First of all, voting is very important to do. If you do it on your local level, at your renting committees, at the University Council, or at the national elections. Voting is very important because it is a consolidation of everyone and what they want. Why is voting important at the University and especially this year it is because this year we have very drastic changes in how we make policy at the moment and what we have to change. Last year all the changes that were made came of the plans that were already made, like the education vision and the University vision, so they thought about it, they were really smart people that read papers, throughout 6 university councils so the main changes in education were thought about. Now we make steps in the corona crisis, there are drastic changes about how we do our testing - do we choose for online portraying or does every programme has to change how they make their exams. Nobody knows what works best at the moment and that is a really big problem, so hearing the students’ voices now is very important. Also, next year because we do not know how the change is going to affect the future and how the corona crisis is going to develop over the year. Voting now for the person that you think is best, and a person whose plans are in your interest, can make a big difference.
How would you encourage students to become candidates in the participation councils?
I think it is all about the intrinsic motivation. If you really have the drive, if you really want to change or encourage the programmes or the University, please go and sit down in the participation councils. But you have to talk, you have to say things, you have to make your point clear, you have to make for yourself a vision of what you want to change or let stay at the University. Every student that is intrinsically motivated to talk with the programmes and with the University Board, make yourself a candidate. It does not take that much of your time, so if you want to make a change, this is the place.
How would you encourage students to vote?
It is not that much of a different answer than the other answer. Right now, is the time to make yourself heard as students. If the student in the council had many votes then you can go to the Board and say: “These are my plans and that’s what the students want.”, then you have those student bodies behind you.
Do you think that students’ voices are being heard by THUAS authorities?

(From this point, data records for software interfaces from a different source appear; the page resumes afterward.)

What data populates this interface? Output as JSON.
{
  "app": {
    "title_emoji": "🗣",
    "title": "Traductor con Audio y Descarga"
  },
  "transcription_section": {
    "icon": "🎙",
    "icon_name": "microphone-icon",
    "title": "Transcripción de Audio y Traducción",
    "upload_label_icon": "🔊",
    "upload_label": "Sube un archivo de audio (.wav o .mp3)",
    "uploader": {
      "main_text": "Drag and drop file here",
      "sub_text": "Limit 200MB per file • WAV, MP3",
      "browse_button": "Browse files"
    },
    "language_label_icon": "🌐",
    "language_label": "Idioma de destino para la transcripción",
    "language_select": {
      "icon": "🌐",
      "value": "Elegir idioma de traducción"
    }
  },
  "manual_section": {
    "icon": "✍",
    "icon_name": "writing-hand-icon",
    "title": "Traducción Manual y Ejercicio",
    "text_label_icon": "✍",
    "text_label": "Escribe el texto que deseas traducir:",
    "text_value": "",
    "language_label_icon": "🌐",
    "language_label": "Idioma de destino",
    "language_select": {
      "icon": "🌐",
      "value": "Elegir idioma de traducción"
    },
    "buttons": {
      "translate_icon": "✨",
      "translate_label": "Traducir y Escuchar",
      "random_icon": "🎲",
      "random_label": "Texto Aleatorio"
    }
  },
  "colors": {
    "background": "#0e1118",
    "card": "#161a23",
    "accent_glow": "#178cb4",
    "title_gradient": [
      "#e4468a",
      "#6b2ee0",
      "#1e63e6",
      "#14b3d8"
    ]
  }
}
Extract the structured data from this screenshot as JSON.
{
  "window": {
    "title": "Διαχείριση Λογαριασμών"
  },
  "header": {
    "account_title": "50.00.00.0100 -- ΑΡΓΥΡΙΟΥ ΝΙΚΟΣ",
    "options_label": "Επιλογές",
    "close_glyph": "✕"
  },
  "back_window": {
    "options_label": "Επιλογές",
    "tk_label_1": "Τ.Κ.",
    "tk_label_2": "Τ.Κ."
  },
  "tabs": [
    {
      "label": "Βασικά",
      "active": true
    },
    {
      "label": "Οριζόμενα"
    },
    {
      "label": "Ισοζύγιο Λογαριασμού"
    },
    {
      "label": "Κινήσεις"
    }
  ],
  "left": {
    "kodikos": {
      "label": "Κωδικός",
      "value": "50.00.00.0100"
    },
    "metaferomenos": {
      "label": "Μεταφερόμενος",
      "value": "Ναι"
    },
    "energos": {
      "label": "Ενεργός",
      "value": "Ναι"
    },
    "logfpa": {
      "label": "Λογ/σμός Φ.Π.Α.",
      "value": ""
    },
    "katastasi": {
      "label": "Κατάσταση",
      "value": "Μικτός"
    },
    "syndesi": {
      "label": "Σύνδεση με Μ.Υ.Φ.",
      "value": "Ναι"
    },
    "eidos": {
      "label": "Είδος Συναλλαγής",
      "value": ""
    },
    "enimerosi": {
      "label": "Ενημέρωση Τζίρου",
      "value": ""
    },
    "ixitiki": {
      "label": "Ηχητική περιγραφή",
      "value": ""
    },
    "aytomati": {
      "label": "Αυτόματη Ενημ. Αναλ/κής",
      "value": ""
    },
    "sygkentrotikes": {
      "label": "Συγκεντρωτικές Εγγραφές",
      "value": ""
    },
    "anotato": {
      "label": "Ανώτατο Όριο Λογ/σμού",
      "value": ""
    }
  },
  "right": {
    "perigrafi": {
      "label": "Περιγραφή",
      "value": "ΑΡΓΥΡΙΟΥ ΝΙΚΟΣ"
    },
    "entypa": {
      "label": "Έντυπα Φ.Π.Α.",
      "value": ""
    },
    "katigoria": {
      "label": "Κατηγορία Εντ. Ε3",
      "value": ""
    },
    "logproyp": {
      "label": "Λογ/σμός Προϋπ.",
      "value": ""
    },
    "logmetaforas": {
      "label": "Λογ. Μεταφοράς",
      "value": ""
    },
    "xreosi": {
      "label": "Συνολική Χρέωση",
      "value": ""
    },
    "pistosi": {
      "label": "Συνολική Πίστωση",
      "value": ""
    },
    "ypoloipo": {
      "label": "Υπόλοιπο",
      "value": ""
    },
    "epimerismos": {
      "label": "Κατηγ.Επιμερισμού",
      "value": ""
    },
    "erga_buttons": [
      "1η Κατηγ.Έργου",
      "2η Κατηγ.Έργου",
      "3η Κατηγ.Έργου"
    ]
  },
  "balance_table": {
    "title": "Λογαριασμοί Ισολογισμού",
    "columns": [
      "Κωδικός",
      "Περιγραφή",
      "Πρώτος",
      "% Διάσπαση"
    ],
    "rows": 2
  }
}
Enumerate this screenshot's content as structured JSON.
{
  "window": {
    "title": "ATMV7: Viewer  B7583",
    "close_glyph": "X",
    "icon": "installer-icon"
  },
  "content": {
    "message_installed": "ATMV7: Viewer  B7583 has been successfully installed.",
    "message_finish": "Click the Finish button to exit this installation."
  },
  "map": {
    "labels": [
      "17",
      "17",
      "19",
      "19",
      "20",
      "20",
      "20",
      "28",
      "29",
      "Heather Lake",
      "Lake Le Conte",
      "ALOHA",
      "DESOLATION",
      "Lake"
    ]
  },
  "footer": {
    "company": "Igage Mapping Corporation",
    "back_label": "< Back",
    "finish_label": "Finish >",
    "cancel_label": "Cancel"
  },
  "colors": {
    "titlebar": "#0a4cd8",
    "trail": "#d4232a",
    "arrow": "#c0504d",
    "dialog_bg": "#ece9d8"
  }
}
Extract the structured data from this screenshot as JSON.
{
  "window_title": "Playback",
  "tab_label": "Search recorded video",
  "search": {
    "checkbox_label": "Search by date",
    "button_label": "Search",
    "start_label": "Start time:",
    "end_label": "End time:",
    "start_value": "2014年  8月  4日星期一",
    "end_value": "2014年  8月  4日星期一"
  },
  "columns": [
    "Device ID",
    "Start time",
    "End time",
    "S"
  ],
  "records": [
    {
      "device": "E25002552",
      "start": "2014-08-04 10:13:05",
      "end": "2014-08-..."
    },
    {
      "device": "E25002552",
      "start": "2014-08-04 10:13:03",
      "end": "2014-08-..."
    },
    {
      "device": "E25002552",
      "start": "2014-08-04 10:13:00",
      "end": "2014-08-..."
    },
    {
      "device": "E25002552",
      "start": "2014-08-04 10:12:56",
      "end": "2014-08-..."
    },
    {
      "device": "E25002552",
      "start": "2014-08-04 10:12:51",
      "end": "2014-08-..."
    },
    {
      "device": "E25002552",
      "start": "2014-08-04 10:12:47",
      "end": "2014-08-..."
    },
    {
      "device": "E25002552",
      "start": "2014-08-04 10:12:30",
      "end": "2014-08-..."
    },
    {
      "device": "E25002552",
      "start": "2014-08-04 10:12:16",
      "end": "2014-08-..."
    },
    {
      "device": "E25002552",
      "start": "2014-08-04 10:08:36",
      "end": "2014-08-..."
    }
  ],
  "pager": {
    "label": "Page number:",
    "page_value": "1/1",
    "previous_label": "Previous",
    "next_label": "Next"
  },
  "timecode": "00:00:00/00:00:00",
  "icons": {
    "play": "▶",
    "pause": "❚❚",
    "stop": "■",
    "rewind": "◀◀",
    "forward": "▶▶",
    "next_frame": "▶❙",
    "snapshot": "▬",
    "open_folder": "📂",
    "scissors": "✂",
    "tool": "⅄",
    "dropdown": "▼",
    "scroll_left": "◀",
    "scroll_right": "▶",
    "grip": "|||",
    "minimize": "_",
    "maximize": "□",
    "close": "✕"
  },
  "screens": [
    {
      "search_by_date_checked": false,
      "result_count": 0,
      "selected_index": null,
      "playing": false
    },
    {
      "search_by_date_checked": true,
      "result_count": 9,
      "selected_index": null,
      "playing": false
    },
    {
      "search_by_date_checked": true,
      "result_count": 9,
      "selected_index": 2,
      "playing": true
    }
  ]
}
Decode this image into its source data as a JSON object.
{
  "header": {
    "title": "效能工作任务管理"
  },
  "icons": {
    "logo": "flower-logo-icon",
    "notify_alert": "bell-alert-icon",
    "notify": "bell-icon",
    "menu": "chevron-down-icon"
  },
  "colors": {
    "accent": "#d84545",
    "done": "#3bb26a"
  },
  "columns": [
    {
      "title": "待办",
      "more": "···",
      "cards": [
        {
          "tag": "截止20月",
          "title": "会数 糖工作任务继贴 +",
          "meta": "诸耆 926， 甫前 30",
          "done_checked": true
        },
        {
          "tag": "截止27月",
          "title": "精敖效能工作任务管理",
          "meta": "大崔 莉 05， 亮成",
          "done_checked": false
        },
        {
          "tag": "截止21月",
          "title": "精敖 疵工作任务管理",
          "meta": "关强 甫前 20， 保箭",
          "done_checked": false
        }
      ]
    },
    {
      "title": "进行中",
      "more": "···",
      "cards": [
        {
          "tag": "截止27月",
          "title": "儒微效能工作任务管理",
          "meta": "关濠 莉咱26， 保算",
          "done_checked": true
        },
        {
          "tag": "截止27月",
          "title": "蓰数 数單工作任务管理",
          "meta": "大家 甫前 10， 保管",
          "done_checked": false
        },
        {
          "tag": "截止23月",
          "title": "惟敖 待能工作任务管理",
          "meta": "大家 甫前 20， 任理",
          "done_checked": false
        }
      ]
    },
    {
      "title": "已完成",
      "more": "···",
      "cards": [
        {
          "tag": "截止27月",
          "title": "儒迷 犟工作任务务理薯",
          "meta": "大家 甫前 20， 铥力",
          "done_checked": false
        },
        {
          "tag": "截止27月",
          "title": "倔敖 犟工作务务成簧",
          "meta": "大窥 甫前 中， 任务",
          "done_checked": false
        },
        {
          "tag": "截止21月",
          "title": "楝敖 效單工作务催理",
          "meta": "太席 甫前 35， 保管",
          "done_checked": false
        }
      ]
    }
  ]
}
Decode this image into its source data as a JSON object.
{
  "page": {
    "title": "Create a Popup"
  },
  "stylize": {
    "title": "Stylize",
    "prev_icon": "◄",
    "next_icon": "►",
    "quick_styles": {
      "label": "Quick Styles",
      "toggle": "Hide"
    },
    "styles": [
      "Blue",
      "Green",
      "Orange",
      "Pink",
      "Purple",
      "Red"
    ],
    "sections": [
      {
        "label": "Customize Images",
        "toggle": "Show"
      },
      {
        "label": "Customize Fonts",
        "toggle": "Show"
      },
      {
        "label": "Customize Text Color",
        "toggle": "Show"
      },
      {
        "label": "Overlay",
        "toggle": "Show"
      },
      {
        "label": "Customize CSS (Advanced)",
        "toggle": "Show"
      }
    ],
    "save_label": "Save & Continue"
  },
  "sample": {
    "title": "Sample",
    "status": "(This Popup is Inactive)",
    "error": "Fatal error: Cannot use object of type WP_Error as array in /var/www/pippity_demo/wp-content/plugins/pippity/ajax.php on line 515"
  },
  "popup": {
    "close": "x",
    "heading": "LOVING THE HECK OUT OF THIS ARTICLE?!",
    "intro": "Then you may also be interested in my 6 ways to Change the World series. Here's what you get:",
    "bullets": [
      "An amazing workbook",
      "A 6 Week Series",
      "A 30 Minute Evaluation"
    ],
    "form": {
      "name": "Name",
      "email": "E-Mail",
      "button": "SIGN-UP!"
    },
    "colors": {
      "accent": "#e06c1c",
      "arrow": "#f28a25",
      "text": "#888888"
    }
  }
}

I think they are being heard but like I said about encouraging students to become candidates, you have to be intrinsically motivated and you have to talk. If you do not talk the University does not listen. Every student at the council levels knows what they can do, what they can change, and where they have their influence. You cannot change the whole University, the plans, how they run the courses but if you know where to look, if you know the people you have to talk to and how you have to talk to them, I think you can make a big impact.
By: Aga Babicz, who is a 2nd-year International Communication Management student and Creative Innovation Director at Collective.